The problem is that Ginnie has a physical deformity: a harelip that becomes the focus of Dan’s attention. He fixates on it, self-consciously avoiding eye contact with Ginnie “lest she think he was looking at it.” When Dan’s best friend and ex-bandmate Winston invites Dan and Ginnie to his house for a barbecue, Dan worries “about having failed to prep his friend for Ginnie’s harelip.” Winston and his wife, Marta, however, seem entirely oblivious to Ginnie’s affliction – somewhat ironically, since Marta is a beautician whose own face is “G-force tight with the hue of a professionally roasted turkey.” The only explanation Dan can come up with for Marta’s apparent indifference to Ginnie’s deformity is that she must have “seen her share of disfigurement in the makeup-artist-slash-aesthetician business.”
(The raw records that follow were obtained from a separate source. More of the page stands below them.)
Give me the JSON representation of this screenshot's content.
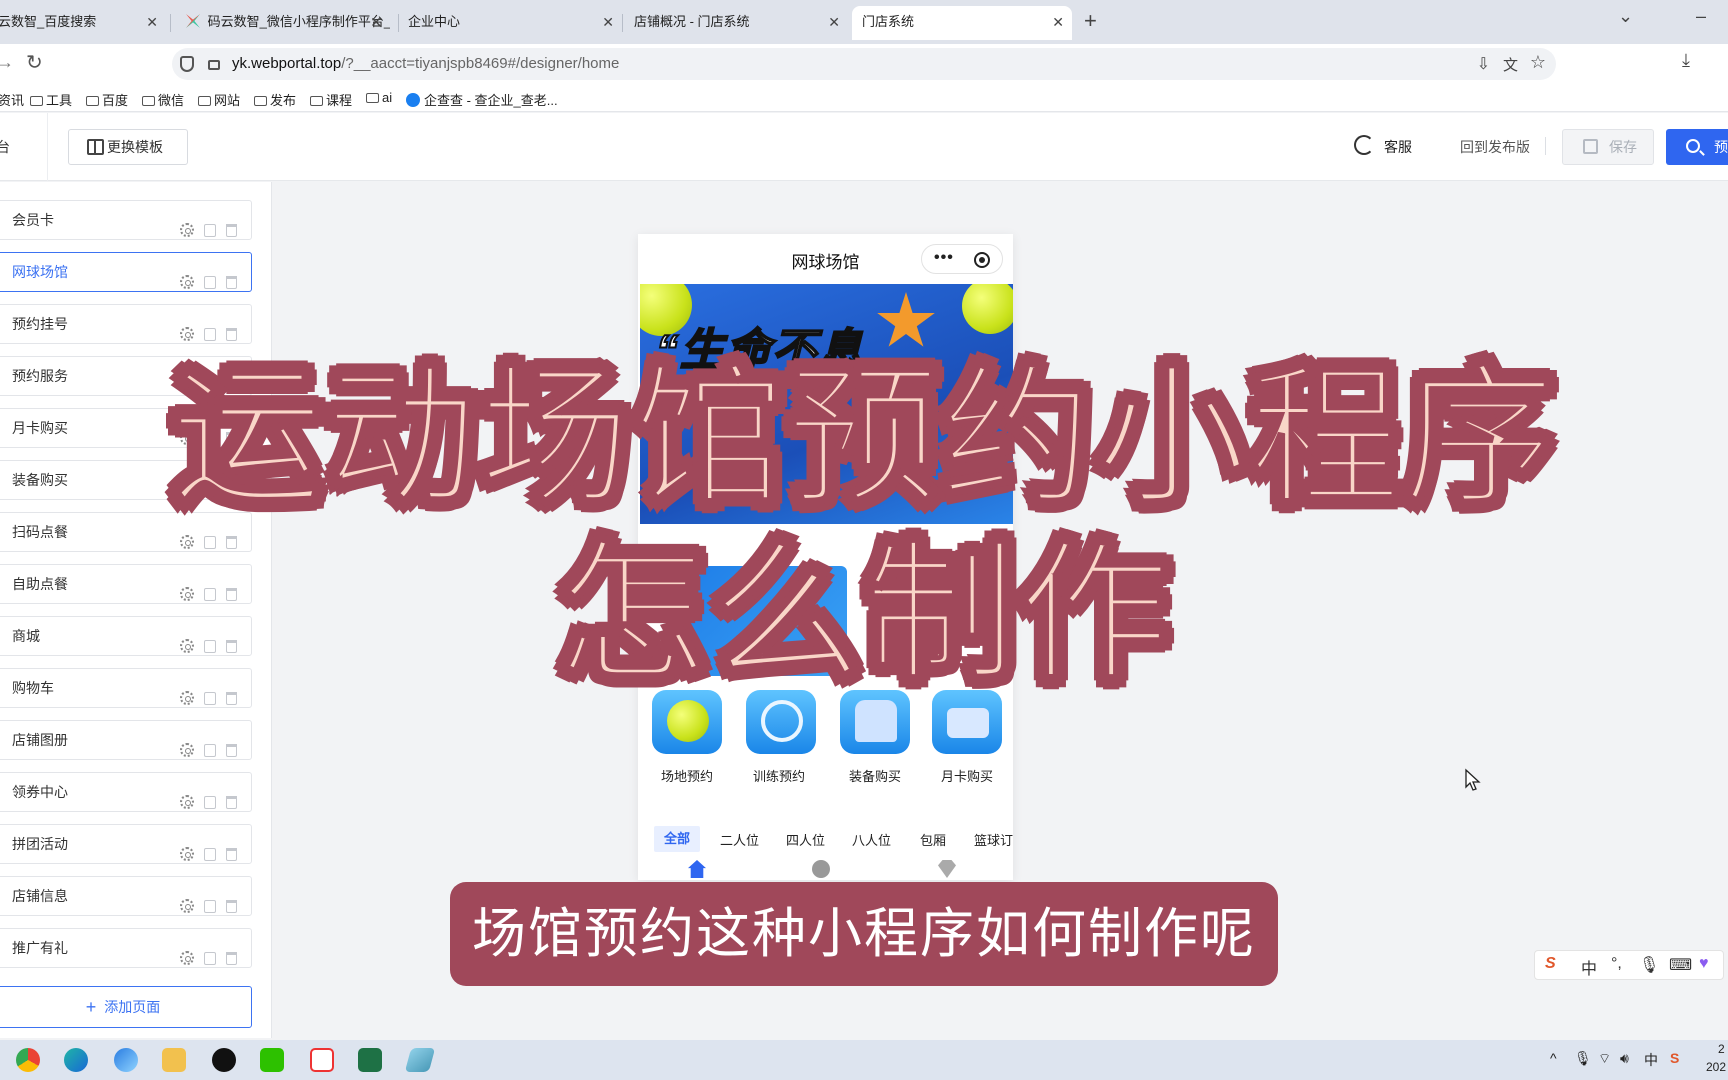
{
  "browser": {
    "tabs": [
      {
        "title": "云数智_百度搜索",
        "active": false
      },
      {
        "title": "码云数智_微信小程序制作平台_",
        "active": false
      },
      {
        "title": "企业中心",
        "active": false
      },
      {
        "title": "店铺概况 - 门店系统",
        "active": false
      },
      {
        "title": "门店系统",
        "active": true
      }
    ],
    "url_host": "yk.webportal.top",
    "url_path": "/?__aacct=tiyanjspb8469#/designer/home",
    "bookmarks": [
      "资讯",
      "工具",
      "百度",
      "微信",
      "网站",
      "发布",
      "课程",
      "ai",
      "企查查 - 查企业_查老..."
    ]
  },
  "header": {
    "left_fragment": "台",
    "template_button": "更换模板",
    "customer_service": "客服",
    "revert": "回到发布版",
    "save": "保存",
    "preview": "预"
  },
  "sidebar": {
    "pages": [
      {
        "label": "会员卡",
        "active": false
      },
      {
        "label": "网球场馆",
        "active": true
      },
      {
        "label": "预约挂号",
        "active": false
      },
      {
        "label": "预约服务",
        "active": false
      },
      {
        "label": "月卡购买",
        "active": false
      },
      {
        "label": "装备购买",
        "active": false
      },
      {
        "label": "扫码点餐",
        "active": false
      },
      {
        "label": "自助点餐",
        "active": false
      },
      {
        "label": "商城",
        "active": false
      },
      {
        "label": "购物车",
        "active": false
      },
      {
        "label": "店铺图册",
        "active": false
      },
      {
        "label": "领券中心",
        "active": false
      },
      {
        "label": "拼团活动",
        "active": false
      },
      {
        "label": "店铺信息",
        "active": false
      },
      {
        "label": "推广有礼",
        "active": false
      }
    ],
    "add_page": "添加页面"
  },
  "phone": {
    "title": "网球场馆",
    "banner_slogan": "“生命不息",
    "quick_entries": [
      "场地预约",
      "训练预约",
      "装备购买",
      "月卡购买"
    ],
    "categories": [
      "全部",
      "二人位",
      "四人位",
      "八人位",
      "包厢",
      "篮球订"
    ],
    "active_category": "全部"
  },
  "overlay": {
    "title_line1": "运动场馆预约小程序",
    "title_line2": "怎么制作",
    "subtitle": "场馆预约这种小程序如何制作呢"
  },
  "ime": {
    "lang": "中"
  },
  "taskbar": {
    "tray_lang": "中",
    "clock_top": "2",
    "clock_bottom": "202"
  },
  "colors": {
    "accent": "#2f66f0",
    "overlay_fill": "#f9d6c8",
    "overlay_stroke": "#a0485a"
  }
}
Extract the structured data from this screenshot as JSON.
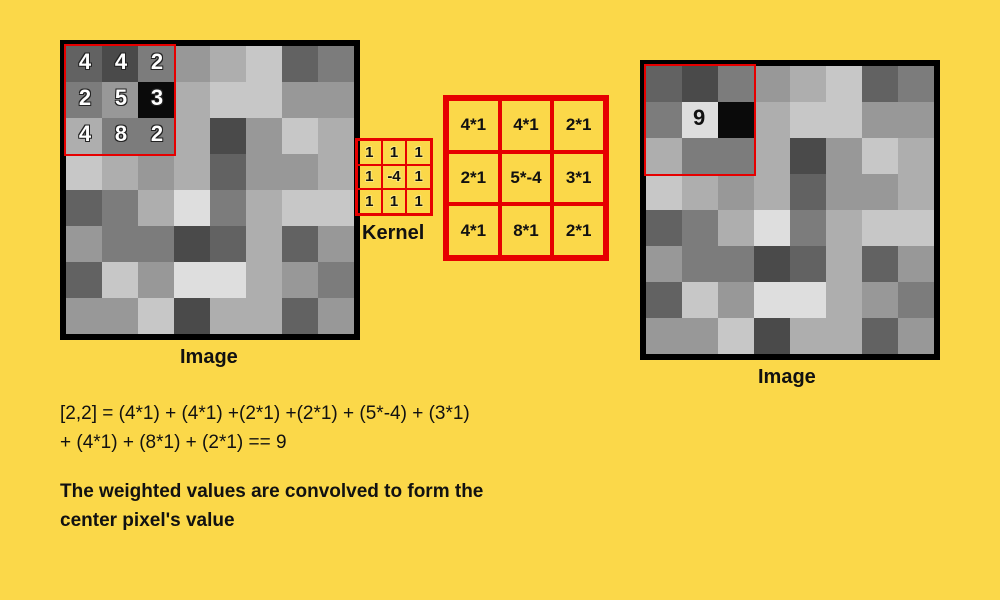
{
  "colors": {
    "shades": [
      "#dedede",
      "#c7c7c7",
      "#aeaeae",
      "#989898",
      "#7c7c7c",
      "#626262",
      "#4a4a4a",
      "#2d2d2d",
      "#0a0a0a"
    ]
  },
  "leftImage": {
    "grid": [
      [
        5,
        6,
        4,
        3,
        2,
        1,
        5,
        4
      ],
      [
        4,
        3,
        8,
        2,
        1,
        1,
        3,
        3
      ],
      [
        2,
        4,
        4,
        2,
        6,
        3,
        1,
        2
      ],
      [
        1,
        2,
        3,
        2,
        5,
        3,
        3,
        2
      ],
      [
        5,
        4,
        2,
        0,
        4,
        2,
        1,
        1
      ],
      [
        3,
        4,
        4,
        6,
        5,
        2,
        5,
        3
      ],
      [
        5,
        1,
        3,
        0,
        0,
        2,
        3,
        4
      ],
      [
        3,
        3,
        1,
        6,
        2,
        2,
        5,
        3
      ]
    ],
    "overlay": [
      [
        "4",
        "4",
        "2"
      ],
      [
        "2",
        "5",
        "3"
      ],
      [
        "4",
        "8",
        "2"
      ]
    ],
    "label": "Image"
  },
  "rightImage": {
    "grid": [
      [
        5,
        6,
        4,
        3,
        2,
        1,
        5,
        4
      ],
      [
        4,
        0,
        8,
        2,
        1,
        1,
        3,
        3
      ],
      [
        2,
        4,
        4,
        2,
        6,
        3,
        1,
        2
      ],
      [
        1,
        2,
        3,
        2,
        5,
        3,
        3,
        2
      ],
      [
        5,
        4,
        2,
        0,
        4,
        2,
        1,
        1
      ],
      [
        3,
        4,
        4,
        6,
        5,
        2,
        5,
        3
      ],
      [
        5,
        1,
        3,
        0,
        0,
        2,
        3,
        4
      ],
      [
        3,
        3,
        1,
        6,
        2,
        2,
        5,
        3
      ]
    ],
    "result": "9",
    "label": "Image"
  },
  "kernel": {
    "values": [
      "1",
      "1",
      "1",
      "1",
      "-4",
      "1",
      "1",
      "1",
      "1"
    ],
    "label": "Kernel"
  },
  "multiplication": {
    "values": [
      "4*1",
      "4*1",
      "2*1",
      "2*1",
      "5*-4",
      "3*1",
      "4*1",
      "8*1",
      "2*1"
    ]
  },
  "equation": {
    "line1": "[2,2] = (4*1) + (4*1) +(2*1) +(2*1) + (5*-4) + (3*1)",
    "line2": "+ (4*1) + (8*1) + (2*1) == 9"
  },
  "description": {
    "line1": "The weighted values are convolved to form the",
    "line2": "center pixel's value"
  }
}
Dan’s self-consciousness around Ginnie is juxtaposed with Buddy and Jo, who are completely at ease with each other from the start. Dan and Ginnie have an awkward sexual encounter that ends when Ginnie realizes Dan is fixated on her harelip: “She somehow knew her lip had once repulsed him. He started focusing his kisses on her lip to prove to her it wasn’t disgusting. He licked it and gave it playful nibbles, his tongue flicking over its ridge. He let out a sigh to show her how pleased and relaxed he was by all of this.” Dan’s extraordinary attempts to prove his ease around Ginnie have precisely the opposite effect, alienating her and shutting down any connection that might have developed between them. The dogs, on the other hand, feel no such hesitancy: the final scene of the story has Dan, who has been given custody of Jo while Ginnie travels to Toronto to tend to her gravely ill brother, walking in on the two dogs having enthusiastic sex with one another. “Buddy perked up and regarded Dan with a sort of smile, mostly on account of his mouth being just shaped that way, but Dan knew that there was real joy there, the little guy probably felt he was back in Spain, releasing some tension after a long day of vigilant herding.”

The ease with which Buddy and Jo interact is at once a comic debasement of Dan’s relationship with Ginnie, and an ironic comment on the way human beings complicate things unnecessarily, particularly where emotional entanglements are concerned. Dan cannot ignore Ginnie’s malady, although he wants to, he tries to – but the more he tries to ignore it, the more closely he ends up focusing on it. In his desperation to prove to her that it is a subject of no consequence, he ends up pushing Ginnie away. It is significant that at no point in the story do the two characters actually address the subject of Ginnie’s harelip in conversation. Their entire interaction is based around unspoken communication and body language, as though the subject were too explosive to even attempt to verbalize. It turns out that Winston is not as unaware of Ginnie’s condition as he at first appears: following their awkward romantic encounter, Dan has a telephone conversation with his friend during which Winston notes that Ginnie is not “Best in Breed at Westminster, if you know what I mean.”

Dan has been trying unsuccessfully to convince Winston that he is only interested in Ginnie as a friend. “You’re aware of my theories on female friends, Dan,” Winston says. “Non-existent. Oxymoronic. And I don’t want to tell you who the moron is in this situation.” Dan’s insistence that he was interested in Ginnie only as a friend is transparently false, a pallid rationalization on the part of a repentant man who realizes that he has placed too much emphasis on one small defect in a potential relationship. Whether he did so as a subconscious means of sabotaging the relationship is debatable, but it is clear that the Web designer who spends so much time in what Winston refers to as “Plato’s cave” is much more comfortable relating to a canine than to a woman with whom he might find both physical pleasure and emotional compatibility. That Dan’s ideal companion is able to find joy in sexual abandon where his master can’t is the final irony in Christie’s bittersweet almost-love story.

Comments

One Response to “31 Days of Stories 2011, Day 6: “An Ideal Companion” by Michael Christie”
  1. Rebecca says:

    Good choice–I adored *The Beggar’s Garden.* This story wasn’t even one of my favourites in the book, and it’s still damn good. Christie’s a marvel.